**YOUR GOAL**
Every line in the records below that holds the word "score" is to be copied.

(GIVEN DATA Opens)

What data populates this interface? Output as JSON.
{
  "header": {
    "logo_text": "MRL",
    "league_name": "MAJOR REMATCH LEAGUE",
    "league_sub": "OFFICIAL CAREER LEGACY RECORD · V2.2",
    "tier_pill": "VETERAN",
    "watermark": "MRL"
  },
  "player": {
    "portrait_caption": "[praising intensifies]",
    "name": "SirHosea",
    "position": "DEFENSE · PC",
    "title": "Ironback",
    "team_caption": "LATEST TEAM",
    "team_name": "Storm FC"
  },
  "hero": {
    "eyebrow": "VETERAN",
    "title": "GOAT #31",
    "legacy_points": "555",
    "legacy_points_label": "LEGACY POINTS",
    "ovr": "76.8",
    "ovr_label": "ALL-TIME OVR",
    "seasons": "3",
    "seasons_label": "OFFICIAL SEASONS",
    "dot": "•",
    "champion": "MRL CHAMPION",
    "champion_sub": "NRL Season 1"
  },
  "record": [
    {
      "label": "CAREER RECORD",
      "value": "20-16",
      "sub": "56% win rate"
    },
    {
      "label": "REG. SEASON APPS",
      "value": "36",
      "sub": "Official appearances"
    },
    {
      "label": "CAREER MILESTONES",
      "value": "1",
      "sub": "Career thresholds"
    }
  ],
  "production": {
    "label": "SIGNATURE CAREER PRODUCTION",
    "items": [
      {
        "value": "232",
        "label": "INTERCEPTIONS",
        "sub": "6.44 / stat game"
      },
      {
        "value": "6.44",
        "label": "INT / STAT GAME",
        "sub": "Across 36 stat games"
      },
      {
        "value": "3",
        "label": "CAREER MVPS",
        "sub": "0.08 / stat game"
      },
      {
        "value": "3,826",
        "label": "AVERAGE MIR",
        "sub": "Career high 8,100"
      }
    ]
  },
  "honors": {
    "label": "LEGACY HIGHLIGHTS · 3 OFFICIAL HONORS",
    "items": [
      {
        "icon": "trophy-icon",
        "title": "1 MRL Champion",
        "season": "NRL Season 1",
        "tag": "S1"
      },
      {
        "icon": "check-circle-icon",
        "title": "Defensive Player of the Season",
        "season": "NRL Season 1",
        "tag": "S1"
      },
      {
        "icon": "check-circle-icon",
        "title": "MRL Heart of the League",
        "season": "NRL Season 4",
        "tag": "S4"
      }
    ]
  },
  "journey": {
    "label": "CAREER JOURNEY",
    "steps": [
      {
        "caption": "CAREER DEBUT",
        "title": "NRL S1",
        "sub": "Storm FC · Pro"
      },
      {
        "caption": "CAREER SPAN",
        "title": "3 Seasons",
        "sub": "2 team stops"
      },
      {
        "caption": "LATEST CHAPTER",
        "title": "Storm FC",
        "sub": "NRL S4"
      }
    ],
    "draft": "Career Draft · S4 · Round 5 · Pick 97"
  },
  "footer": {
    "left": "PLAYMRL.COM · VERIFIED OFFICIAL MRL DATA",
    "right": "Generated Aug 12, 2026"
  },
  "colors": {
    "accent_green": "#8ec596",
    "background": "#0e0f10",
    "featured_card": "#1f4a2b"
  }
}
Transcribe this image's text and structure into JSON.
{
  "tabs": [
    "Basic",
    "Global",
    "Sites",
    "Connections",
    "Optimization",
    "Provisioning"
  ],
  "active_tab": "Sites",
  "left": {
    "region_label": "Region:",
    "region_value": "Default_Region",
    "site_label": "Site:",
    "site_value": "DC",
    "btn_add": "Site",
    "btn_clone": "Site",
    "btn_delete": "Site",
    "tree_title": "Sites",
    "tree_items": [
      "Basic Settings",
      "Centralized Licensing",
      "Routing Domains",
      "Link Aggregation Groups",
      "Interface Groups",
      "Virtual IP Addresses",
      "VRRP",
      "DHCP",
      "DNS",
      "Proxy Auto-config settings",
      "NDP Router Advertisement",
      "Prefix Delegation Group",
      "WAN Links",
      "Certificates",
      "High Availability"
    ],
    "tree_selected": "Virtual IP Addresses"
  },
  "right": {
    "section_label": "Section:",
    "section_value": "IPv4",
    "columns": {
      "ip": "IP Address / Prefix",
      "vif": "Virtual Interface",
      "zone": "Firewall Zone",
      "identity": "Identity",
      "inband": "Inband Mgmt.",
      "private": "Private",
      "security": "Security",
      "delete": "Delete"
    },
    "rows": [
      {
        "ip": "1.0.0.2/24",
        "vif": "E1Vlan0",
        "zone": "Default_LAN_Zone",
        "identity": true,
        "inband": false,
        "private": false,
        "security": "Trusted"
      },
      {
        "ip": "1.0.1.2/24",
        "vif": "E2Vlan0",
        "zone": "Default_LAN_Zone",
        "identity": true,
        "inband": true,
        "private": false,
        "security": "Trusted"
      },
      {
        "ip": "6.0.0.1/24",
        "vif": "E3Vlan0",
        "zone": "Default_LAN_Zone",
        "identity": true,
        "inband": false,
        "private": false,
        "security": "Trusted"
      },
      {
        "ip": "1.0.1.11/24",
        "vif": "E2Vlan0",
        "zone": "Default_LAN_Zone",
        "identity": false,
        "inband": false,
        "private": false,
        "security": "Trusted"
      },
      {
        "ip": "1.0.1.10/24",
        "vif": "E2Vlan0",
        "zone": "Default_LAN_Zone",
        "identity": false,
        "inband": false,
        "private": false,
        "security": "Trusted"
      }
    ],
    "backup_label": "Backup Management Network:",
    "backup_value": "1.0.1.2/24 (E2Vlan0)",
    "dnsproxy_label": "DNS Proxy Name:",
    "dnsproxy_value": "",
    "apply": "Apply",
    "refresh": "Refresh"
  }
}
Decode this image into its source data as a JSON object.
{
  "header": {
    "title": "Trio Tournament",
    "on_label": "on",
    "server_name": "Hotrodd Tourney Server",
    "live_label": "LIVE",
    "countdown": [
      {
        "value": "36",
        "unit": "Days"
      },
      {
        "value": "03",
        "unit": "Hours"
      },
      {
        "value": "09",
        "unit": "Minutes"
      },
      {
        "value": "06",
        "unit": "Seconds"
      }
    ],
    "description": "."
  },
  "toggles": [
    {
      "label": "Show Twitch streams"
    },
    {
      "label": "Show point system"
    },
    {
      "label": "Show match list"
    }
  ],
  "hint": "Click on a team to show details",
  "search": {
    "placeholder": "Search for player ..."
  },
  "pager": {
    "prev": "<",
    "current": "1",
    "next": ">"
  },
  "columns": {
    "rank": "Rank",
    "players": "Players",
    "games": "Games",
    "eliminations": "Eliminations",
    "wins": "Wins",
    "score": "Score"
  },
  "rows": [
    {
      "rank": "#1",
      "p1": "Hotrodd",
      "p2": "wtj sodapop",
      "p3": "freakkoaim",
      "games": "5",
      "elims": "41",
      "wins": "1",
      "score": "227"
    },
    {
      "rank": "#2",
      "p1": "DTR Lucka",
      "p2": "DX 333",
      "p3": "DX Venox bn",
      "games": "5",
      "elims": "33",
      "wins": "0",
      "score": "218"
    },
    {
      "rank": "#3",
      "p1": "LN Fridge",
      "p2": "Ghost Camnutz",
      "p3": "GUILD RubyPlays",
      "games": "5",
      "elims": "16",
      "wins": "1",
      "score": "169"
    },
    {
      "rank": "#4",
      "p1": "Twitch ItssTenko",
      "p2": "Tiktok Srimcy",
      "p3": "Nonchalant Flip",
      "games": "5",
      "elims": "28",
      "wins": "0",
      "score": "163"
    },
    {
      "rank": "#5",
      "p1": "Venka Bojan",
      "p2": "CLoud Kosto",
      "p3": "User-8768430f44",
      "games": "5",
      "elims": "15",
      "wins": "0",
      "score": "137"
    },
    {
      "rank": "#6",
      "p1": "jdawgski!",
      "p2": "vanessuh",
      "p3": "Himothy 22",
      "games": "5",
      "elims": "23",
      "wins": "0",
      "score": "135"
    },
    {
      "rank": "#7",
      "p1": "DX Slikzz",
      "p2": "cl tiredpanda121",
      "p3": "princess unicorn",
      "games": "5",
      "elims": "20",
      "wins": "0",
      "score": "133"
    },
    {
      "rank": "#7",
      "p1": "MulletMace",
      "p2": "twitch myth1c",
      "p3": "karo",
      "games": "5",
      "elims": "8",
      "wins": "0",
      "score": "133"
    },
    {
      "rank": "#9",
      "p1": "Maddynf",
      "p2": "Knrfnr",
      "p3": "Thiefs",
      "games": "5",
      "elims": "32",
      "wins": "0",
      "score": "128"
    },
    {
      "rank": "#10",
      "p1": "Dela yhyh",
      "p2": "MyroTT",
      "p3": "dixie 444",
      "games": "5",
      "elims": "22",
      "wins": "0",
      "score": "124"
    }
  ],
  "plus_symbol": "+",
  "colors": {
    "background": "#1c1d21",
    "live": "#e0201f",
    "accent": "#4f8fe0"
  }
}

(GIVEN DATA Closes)

**SOLVED EXERCISE**
    "score": "Score"
      "score": "227"
      "score": "218"
      "score": "169"
      "score": "163"
      "score": "137"
      "score": "135"
      "score": "133"
      "score": "133"
      "score": "128"
      "score": "124"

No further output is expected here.